## WHAT IS NEEDED
Find the string "name" in the records and copy each line where it occurs.

##### DATA

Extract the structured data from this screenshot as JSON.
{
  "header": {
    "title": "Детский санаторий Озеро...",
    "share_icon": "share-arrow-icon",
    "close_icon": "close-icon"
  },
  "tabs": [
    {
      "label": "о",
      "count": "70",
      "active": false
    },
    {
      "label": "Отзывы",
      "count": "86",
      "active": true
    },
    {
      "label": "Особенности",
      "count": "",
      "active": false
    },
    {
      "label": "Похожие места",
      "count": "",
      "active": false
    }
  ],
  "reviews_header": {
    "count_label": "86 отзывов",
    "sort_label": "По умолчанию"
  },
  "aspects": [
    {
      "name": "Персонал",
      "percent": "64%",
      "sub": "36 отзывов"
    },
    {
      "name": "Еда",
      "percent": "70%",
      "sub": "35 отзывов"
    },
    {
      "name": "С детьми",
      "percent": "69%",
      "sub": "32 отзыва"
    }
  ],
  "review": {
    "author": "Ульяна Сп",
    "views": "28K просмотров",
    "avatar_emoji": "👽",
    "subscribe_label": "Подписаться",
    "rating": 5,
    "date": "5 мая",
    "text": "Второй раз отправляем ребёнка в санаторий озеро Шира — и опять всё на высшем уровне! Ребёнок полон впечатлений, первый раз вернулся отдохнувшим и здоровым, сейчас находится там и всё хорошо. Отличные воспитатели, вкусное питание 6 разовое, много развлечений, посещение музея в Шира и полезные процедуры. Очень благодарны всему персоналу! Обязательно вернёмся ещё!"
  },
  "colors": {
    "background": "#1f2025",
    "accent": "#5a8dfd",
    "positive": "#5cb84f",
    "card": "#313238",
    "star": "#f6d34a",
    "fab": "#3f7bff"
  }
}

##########

## ANSWER FOR THE TASK
      "name": "Персонал",
      "name": "Еда",
      "name": "С детьми",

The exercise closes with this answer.